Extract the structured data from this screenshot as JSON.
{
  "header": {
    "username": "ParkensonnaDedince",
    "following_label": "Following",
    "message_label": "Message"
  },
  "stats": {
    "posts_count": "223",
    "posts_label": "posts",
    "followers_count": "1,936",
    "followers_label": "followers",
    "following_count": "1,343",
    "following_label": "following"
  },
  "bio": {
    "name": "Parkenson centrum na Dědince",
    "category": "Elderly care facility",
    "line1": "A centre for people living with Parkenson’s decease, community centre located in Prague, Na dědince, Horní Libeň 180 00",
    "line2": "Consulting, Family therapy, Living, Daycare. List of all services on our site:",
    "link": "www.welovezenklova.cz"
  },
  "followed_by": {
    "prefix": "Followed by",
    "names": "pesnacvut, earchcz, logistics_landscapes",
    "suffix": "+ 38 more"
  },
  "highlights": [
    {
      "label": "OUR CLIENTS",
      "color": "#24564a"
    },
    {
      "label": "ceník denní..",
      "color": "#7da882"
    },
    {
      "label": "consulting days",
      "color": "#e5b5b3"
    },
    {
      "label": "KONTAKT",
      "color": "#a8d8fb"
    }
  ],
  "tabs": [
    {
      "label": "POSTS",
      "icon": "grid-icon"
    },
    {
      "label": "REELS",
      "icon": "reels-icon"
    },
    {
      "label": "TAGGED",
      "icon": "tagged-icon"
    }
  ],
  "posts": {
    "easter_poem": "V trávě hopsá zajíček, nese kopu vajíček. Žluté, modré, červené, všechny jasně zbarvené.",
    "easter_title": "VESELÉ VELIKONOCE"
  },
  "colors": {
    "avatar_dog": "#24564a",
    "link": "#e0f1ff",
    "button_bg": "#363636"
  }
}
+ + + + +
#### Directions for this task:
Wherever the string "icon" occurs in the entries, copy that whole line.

#### Expected answer:
      "icon": "grid-icon"
      "icon": "reels-icon"
      "icon": "tagged-icon"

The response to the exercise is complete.